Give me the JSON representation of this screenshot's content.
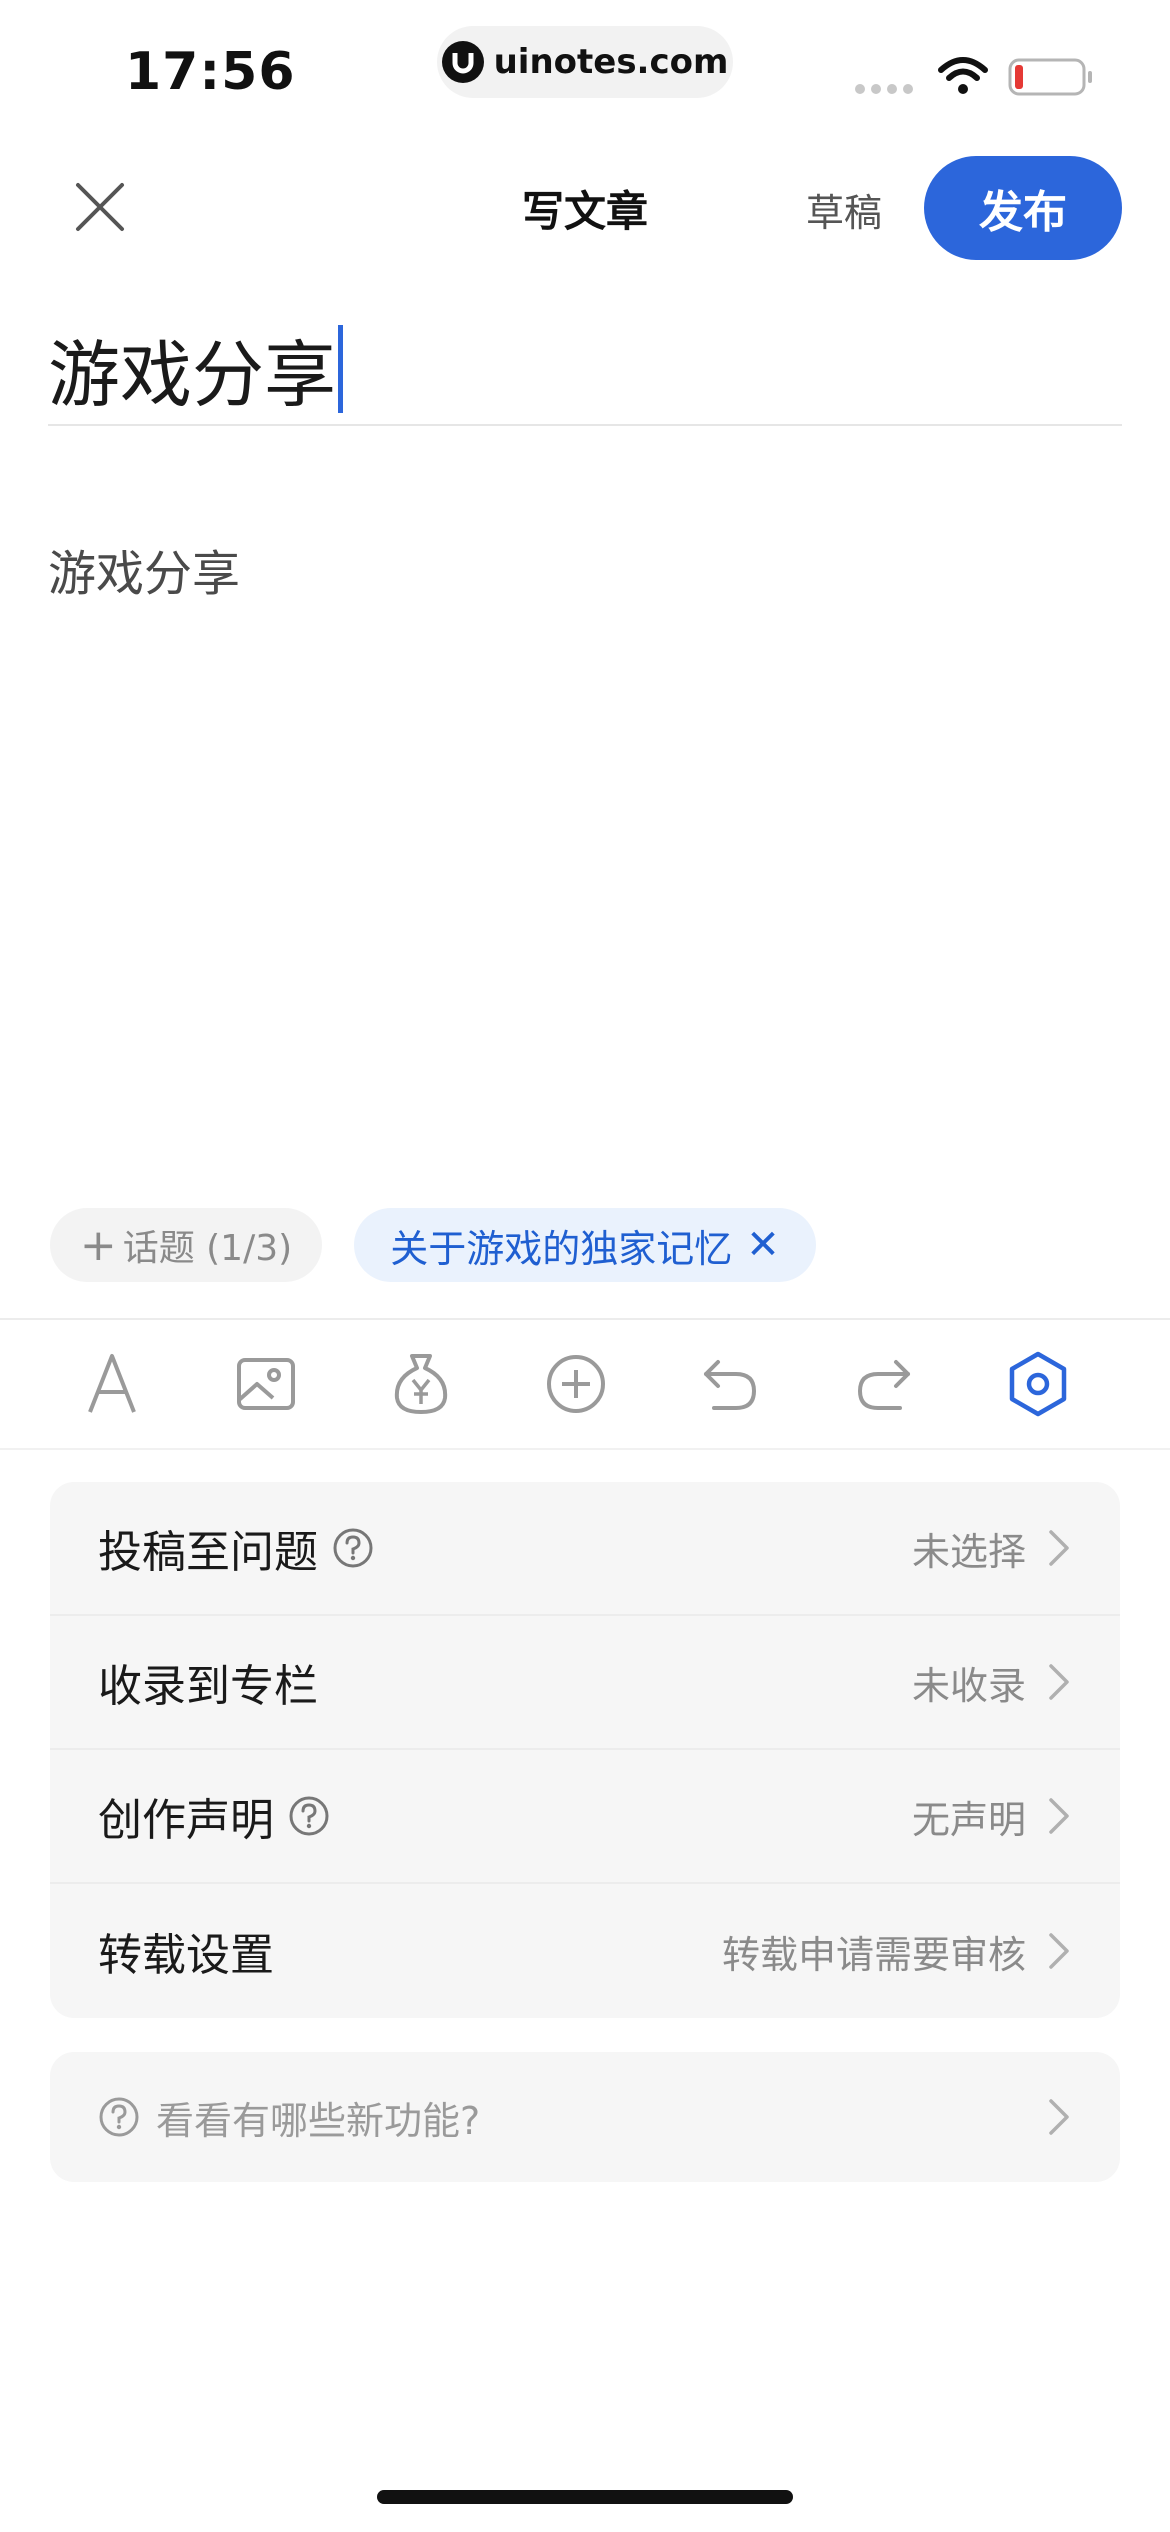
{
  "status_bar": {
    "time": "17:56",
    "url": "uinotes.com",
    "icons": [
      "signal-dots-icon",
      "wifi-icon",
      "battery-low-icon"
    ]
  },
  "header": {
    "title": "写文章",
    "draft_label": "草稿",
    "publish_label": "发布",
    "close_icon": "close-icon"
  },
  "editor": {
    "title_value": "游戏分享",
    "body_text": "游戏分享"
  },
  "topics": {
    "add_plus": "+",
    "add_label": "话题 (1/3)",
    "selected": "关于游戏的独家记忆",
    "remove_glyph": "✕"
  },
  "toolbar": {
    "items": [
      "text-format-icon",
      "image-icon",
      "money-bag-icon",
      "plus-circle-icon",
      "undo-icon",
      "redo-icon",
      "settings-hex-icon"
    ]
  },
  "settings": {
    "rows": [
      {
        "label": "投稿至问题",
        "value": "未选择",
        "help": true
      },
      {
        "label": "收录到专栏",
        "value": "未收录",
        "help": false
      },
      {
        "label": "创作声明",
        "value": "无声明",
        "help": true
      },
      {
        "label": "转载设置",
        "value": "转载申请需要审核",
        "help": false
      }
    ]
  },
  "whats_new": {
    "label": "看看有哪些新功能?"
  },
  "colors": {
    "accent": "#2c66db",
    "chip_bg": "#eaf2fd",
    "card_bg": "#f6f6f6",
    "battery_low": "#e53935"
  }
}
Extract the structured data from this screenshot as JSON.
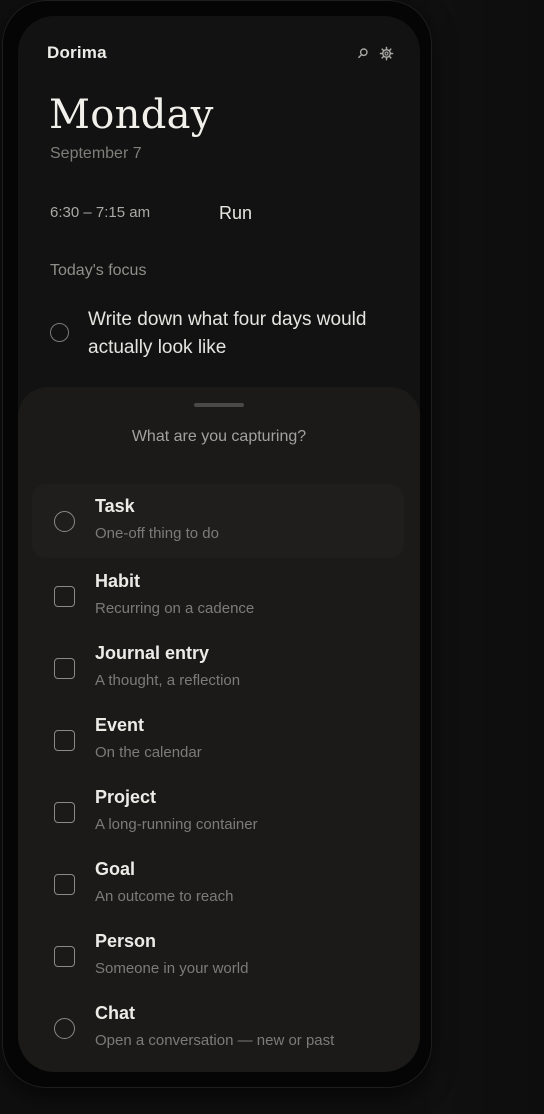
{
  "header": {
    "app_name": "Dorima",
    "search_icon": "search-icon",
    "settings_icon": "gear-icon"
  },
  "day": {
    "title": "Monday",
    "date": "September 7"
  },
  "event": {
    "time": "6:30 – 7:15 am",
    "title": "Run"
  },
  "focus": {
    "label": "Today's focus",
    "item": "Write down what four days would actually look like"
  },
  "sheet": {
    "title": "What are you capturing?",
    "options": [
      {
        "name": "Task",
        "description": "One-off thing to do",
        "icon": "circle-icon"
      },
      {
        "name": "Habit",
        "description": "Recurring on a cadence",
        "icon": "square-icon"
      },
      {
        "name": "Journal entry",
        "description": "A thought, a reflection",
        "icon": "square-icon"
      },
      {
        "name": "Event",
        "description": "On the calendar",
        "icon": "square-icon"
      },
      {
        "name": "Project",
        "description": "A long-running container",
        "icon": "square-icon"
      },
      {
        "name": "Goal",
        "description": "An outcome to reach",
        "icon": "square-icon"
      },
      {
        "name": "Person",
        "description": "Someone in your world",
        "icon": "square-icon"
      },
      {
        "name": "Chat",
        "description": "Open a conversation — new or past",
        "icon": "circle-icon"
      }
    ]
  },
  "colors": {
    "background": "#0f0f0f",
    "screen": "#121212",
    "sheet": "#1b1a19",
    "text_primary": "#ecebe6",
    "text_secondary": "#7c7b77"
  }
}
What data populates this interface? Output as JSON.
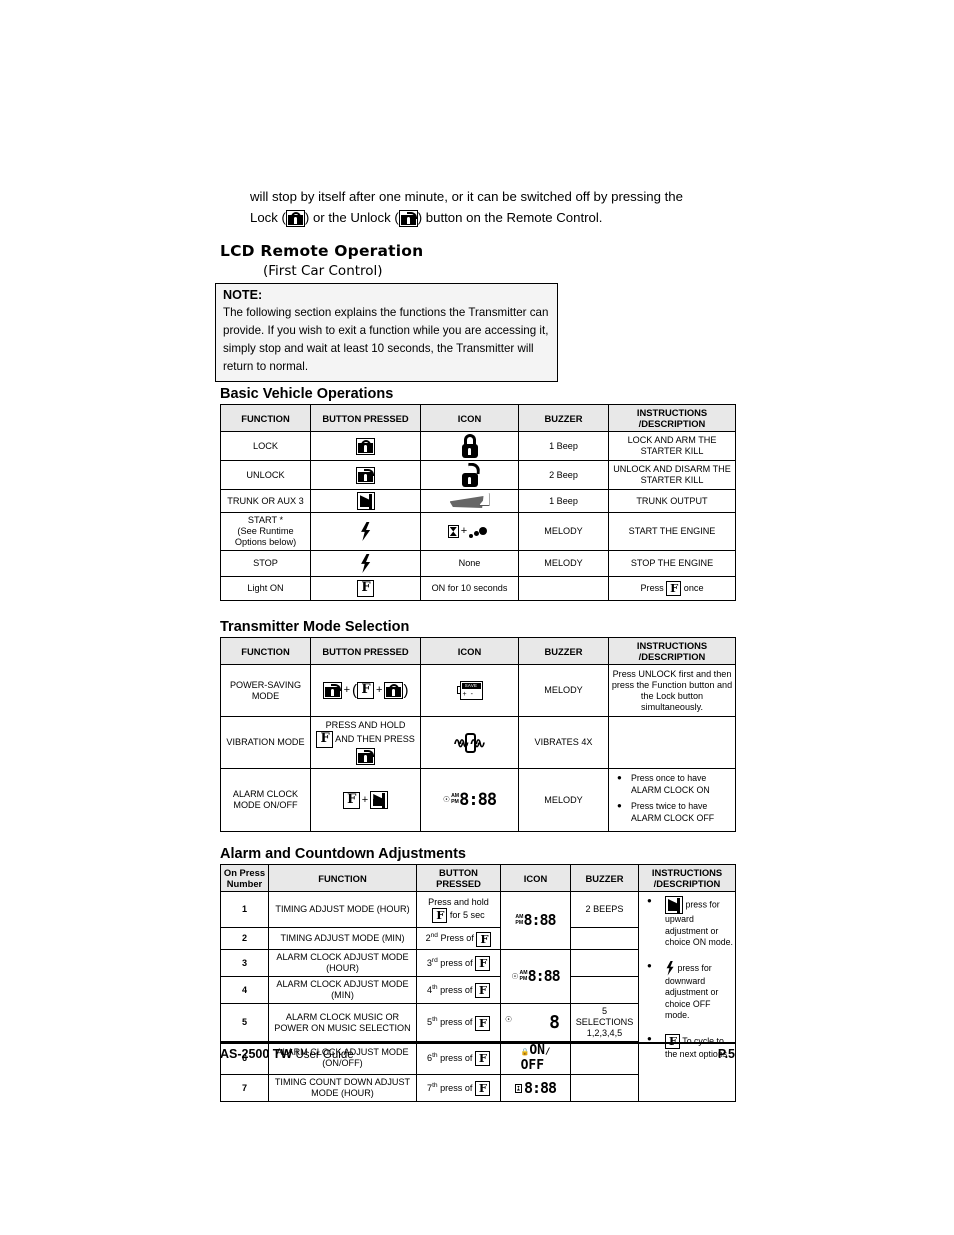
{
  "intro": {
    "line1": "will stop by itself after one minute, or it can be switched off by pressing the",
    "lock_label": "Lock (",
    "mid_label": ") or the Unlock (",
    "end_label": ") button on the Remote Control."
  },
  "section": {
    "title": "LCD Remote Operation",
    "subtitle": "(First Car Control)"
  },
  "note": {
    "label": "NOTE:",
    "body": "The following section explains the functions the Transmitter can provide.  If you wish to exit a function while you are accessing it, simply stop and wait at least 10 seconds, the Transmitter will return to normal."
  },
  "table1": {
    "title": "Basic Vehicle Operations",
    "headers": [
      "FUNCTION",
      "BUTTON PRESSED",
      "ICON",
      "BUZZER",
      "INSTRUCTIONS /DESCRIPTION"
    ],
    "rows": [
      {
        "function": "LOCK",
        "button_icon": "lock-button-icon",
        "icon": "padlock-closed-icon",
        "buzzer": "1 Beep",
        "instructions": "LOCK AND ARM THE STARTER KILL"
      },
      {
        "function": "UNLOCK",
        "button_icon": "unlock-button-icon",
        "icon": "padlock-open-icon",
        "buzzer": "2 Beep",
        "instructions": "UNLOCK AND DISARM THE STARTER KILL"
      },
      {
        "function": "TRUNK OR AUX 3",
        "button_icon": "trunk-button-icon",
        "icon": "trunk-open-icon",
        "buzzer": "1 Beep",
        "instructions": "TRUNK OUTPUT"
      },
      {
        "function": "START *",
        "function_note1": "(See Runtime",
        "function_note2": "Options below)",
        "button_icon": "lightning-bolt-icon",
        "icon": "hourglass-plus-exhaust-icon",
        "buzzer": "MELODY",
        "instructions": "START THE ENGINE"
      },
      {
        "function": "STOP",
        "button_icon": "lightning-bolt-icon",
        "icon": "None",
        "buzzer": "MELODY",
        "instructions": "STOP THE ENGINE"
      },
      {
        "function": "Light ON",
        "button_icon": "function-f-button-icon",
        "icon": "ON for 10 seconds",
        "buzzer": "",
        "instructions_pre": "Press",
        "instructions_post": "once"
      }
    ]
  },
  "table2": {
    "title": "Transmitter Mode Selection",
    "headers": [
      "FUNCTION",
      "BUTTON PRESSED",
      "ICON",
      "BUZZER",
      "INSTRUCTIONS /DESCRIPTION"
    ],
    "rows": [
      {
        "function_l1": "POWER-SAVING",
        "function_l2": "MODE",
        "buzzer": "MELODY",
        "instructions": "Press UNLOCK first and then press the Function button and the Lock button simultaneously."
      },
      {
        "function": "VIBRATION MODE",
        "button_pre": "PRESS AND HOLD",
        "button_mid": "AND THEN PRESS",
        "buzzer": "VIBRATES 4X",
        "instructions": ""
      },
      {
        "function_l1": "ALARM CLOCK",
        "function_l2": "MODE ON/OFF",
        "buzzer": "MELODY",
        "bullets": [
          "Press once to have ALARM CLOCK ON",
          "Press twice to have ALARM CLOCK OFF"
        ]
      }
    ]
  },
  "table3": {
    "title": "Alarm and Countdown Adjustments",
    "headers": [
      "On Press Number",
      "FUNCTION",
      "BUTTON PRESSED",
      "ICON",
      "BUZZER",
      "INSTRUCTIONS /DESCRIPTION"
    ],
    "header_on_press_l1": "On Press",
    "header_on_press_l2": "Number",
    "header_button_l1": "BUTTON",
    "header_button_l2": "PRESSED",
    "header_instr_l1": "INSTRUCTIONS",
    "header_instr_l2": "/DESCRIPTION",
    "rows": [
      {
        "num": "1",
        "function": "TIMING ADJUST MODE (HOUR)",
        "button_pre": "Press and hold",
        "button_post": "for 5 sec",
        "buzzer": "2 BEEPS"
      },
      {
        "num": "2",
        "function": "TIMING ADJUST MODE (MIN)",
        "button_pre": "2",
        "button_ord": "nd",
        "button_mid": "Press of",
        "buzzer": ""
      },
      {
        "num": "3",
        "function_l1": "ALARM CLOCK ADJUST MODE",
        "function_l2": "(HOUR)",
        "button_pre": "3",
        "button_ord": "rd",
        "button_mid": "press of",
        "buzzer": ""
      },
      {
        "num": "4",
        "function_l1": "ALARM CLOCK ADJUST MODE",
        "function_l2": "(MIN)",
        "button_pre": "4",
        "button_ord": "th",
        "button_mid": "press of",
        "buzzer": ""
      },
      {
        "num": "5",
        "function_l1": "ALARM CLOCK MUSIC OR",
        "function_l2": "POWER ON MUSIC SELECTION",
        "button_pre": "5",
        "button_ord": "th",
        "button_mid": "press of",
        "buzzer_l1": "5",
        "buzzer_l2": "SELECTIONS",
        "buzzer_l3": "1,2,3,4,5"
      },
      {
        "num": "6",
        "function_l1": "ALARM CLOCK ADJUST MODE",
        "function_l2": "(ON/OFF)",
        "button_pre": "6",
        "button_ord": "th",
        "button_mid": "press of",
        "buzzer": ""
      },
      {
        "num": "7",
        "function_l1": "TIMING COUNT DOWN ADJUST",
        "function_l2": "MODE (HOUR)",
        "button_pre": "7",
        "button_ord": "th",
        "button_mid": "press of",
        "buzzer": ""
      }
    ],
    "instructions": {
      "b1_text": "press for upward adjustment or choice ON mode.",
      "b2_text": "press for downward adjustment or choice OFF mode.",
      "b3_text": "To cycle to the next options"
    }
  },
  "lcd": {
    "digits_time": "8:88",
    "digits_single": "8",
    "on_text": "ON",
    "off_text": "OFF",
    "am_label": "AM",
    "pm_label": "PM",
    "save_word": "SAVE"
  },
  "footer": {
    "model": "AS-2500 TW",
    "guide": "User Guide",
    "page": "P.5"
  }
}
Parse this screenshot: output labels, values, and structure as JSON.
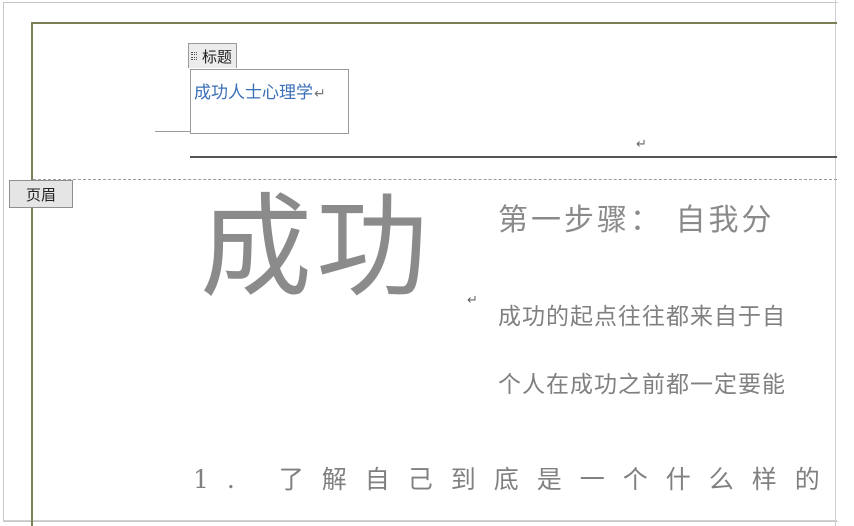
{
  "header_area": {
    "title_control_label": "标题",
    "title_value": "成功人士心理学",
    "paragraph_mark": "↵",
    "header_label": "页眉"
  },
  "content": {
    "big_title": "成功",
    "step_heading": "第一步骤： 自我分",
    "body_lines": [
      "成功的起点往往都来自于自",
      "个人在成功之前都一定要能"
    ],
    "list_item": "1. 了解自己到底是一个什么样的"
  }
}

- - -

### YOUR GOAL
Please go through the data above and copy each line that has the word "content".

### EXERCISE SOLUTION
Give me the JSON representation of this screenshot's content.
  "content": {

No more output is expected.